andrew.svetlov at gmail.com
Sat Mar 17 02:44:01 CET 2012
I'm ok with mutable __closure__ but can you point the real use case?
On Fri, Mar 16, 2012 at 1:58 PM, Yury Selivanov <yselivanov.ml at gmail.com> wrote:
> Yes, your approach will work if your decorator is the only one applied.
> But, as I said, if you have many of them (see below), you can't just
> return a new function out of your decorator, you need to change the
> underlying "in-place". Consider the following:
> def modifier(func):
> orig_func = func
> while func.__wrapped__:
> func = func.__wrapped__
> # patch func.__code__ and func.__closure__
> return orig_func # no need to wrap anything
> def some_decorator(func):

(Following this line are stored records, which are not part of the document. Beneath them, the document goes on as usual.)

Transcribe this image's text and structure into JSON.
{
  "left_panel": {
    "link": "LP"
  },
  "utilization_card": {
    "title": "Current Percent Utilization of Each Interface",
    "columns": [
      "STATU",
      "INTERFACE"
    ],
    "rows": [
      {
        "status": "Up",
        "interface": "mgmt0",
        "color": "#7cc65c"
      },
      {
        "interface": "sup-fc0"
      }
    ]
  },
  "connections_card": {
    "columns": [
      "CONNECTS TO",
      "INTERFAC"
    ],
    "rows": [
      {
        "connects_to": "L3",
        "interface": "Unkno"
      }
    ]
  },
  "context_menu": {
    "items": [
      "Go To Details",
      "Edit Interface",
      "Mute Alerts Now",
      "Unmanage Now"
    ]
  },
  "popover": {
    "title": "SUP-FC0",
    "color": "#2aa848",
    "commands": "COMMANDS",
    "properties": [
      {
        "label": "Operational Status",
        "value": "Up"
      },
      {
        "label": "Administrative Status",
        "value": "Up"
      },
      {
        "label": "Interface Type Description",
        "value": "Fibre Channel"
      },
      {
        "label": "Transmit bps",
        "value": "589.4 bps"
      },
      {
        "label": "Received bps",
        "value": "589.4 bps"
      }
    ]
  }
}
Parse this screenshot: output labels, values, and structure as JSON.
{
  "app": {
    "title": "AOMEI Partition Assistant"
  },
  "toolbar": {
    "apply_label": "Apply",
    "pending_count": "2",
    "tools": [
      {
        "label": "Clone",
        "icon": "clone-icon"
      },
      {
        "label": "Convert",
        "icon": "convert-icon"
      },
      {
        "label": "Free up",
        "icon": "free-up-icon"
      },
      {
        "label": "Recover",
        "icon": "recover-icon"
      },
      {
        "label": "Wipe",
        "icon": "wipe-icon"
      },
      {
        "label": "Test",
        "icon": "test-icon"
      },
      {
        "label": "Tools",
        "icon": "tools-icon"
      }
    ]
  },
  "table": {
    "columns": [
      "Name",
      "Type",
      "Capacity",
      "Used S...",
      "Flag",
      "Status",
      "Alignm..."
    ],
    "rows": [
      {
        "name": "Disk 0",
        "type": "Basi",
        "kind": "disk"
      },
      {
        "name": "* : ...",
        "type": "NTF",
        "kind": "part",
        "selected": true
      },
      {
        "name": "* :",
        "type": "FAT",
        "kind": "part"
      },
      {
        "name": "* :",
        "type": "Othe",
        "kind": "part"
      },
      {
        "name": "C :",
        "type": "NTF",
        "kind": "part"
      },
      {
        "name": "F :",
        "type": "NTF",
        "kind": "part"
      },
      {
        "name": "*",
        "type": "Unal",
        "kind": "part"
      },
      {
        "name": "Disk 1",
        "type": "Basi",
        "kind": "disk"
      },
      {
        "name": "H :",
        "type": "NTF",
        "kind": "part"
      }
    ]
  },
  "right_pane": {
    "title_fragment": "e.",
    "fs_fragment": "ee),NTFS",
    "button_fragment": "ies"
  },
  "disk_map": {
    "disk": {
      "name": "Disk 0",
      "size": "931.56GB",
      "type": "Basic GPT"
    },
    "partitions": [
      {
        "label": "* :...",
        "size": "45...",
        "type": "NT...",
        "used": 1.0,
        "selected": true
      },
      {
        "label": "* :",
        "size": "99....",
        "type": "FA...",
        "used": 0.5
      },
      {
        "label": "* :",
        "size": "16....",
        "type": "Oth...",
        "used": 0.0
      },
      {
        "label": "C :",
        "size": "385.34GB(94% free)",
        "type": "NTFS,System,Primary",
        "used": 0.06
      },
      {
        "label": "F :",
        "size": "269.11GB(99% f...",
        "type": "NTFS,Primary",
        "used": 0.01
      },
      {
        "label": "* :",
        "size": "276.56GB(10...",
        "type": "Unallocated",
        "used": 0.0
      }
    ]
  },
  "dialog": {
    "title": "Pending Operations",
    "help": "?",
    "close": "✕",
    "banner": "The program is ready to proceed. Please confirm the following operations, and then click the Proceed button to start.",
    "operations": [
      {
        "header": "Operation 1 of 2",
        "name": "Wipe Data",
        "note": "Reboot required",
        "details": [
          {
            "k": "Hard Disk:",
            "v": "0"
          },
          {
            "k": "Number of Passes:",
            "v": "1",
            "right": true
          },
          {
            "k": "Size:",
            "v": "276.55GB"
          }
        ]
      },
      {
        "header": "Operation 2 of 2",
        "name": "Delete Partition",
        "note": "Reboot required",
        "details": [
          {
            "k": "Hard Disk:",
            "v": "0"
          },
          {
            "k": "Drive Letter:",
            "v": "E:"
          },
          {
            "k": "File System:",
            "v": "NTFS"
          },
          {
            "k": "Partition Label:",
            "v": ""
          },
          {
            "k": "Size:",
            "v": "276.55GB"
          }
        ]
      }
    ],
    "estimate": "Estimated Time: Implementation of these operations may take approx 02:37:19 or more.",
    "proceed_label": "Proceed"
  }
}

> def wrapper(*args, **kwargs):
> # some code
> return func(*args, **kwargs)
> functools.wraps(wrapper, func)
> return wrapper
> def foo():
> # this code needs to be verified/augmented/etc
> So, in the above snippet, if you don't want to discard the
> @some_decorator by returning a new function object, you need to modify
> the 'foo' from the @modifier.
> In a complex framework, where you can't guarantee that your magic
> decorator will always be called first, rewriting the __closure__
> attribute is the only way.
> Again, since the __code__ attribute is modifiable, and __closure__
> works in tight conjunction with it, I see no point in protecting it.
> On 2012-03-16, at 3:24 PM, Mark Shannon wrote:
>> Yury Selivanov wrote:
>>> On 2012-03-16, at 2:57 PM, Yury Selivanov wrote:
>>>> Decorators can be nested, and what you can do in this case is to
>>>> find the most inner-wrapped function by traversing the '__wrapped__'
>>>> attributes (and check that the function you found is the actual
>>>> original function). After that you can play with its attributes,
>>>> but you can't simply substitute the function object, as the inner
>>>> decorator won't use it. So sometimes you have to work with the
>>>> function object without a way of substituting it.
>>> And that applies to the situations where decorators are not enough
>>> and you have to work on the opcode level.
>> Which you can do with a decorator.
>> Would this do what you want?
>> def f_with_new_closure(f, closure):
>> return types.FunctionType(f.__code__,
>> Python-ideas mailing list
>> Python-ideas at python.org
> Python-ideas mailing list
> Python-ideas at python.org
More information about the Python-ideas